App and web page records:
:::

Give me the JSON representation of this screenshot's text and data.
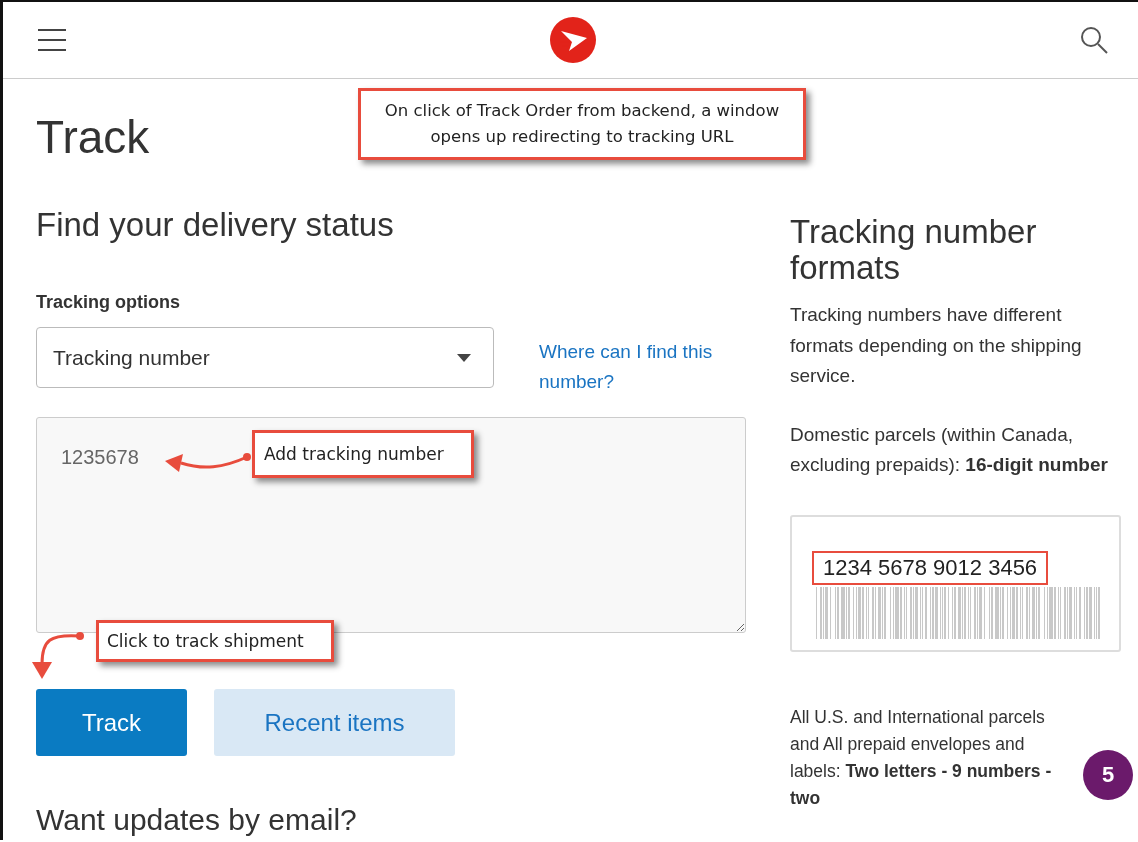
{
  "header": {
    "menu": true,
    "search": true
  },
  "page_title": "Track",
  "form": {
    "heading": "Find your delivery status",
    "options_label": "Tracking options",
    "dropdown": {
      "value": "Tracking number"
    },
    "help_link": "Where can I find this number?",
    "tracking_field": {
      "value": "1235678"
    },
    "buttons": [
      {
        "label": "Track",
        "kind": "primary"
      },
      {
        "label": "Recent items",
        "kind": "secondary"
      }
    ],
    "email_heading": "Want updates by email?"
  },
  "sidebar": {
    "heading": "Tracking number formats",
    "intro": "Tracking numbers have different formats depending on the shipping service.",
    "domestic": "Domestic parcels (within Canada, excluding prepaids): **16-digit number**",
    "example": {
      "number": "1234 5678 9012 3456",
      "highlighted": true
    },
    "international": "All U.S. and International parcels and All prepaid envelopes and labels: **Two letters - 9 numbers - two**"
  },
  "badge": "5",
  "annotations": [
    {
      "kind": "top",
      "text": "On click of Track Order from backend, a window opens up redirecting to tracking URL"
    },
    {
      "kind": "field",
      "text": "Add tracking number"
    },
    {
      "kind": "button",
      "text": "Click to track shipment"
    }
  ]
}
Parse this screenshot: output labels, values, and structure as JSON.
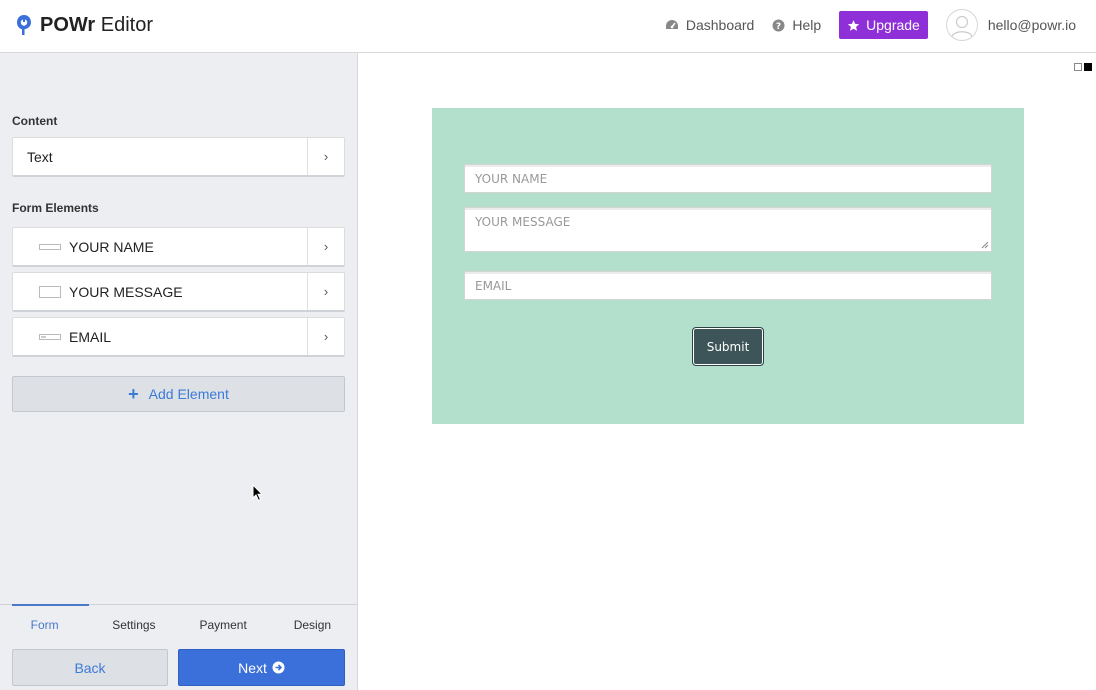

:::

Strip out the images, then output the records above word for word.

Give me the JSON representation of this screenshot's text and data.
{
  "header": {
    "menu": true,
    "search": true
  },
  "page_title": "Track",
  "form": {
    "heading": "Find your delivery status",
    "options_label": "Tracking options",
    "dropdown": {
      "value": "Tracking number"
    },
    "help_link": "Where can I find this number?",
    "tracking_field": {
      "value": "1235678"
    },
    "buttons": [
      {
        "label": "Track",
        "kind": "primary"
      },
      {
        "label": "Recent items",
        "kind": "secondary"
      }
    ],
    "email_heading": "Want updates by email?"
  },
  "sidebar": {
    "heading": "Tracking number formats",
    "intro": "Tracking numbers have different formats depending on the shipping service.",
    "domestic": "Domestic parcels (within Canada, excluding prepaids): **16-digit number**",
    "example": {
      "number": "1234 5678 9012 3456",
      "highlighted": true
    },
    "international": "All U.S. and International parcels and All prepaid envelopes and labels: **Two letters - 9 numbers - two**"
  },
  "badge": "5",
  "annotations": [
    {
      "kind": "top",
      "text": "On click of Track Order from backend, a window opens up redirecting to tracking URL"
    },
    {
      "kind": "field",
      "text": "Add tracking number"
    },
    {
      "kind": "button",
      "text": "Click to track shipment"
    }
  ]
}
Parse this screenshot: output labels, values, and structure as JSON.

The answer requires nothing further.